WHAT TO WORK ON
Whatever the lines below say, output them exactly.

━━ INFORMATION PROVIDED ━━

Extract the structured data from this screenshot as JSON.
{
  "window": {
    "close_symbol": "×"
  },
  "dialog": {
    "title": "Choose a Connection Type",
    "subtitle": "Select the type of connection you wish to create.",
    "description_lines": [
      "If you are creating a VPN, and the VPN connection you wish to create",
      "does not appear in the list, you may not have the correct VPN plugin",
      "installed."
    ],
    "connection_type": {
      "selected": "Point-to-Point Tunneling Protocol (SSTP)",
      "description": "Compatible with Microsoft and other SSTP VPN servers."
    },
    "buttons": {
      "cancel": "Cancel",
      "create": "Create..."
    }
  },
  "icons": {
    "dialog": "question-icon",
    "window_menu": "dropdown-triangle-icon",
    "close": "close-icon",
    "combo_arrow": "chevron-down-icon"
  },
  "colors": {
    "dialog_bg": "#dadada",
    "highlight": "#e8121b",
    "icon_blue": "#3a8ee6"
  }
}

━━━

EXPECTED ANSWER
Extract the structured data from this screenshot as JSON.
{
  "window": {
    "close_symbol": "×"
  },
  "dialog": {
    "title": "Choose a Connection Type",
    "subtitle": "Select the type of connection you wish to create.",
    "description_lines": [
      "If you are creating a VPN, and the VPN connection you wish to create",
      "does not appear in the list, you may not have the correct VPN plugin",
      "installed."
    ],
    "connection_type": {
      "selected": "Point-to-Point Tunneling Protocol (SSTP)",
      "description": "Compatible with Microsoft and other SSTP VPN servers."
    },
    "buttons": {
      "cancel": "Cancel",
      "create": "Create..."
    }
  },
  "icons": {
    "dialog": "question-icon",
    "window_menu": "dropdown-triangle-icon",
    "close": "close-icon",
    "combo_arrow": "chevron-down-icon"
  },
  "colors": {
    "dialog_bg": "#dadada",
    "highlight": "#e8121b",
    "icon_blue": "#3a8ee6"
  }
}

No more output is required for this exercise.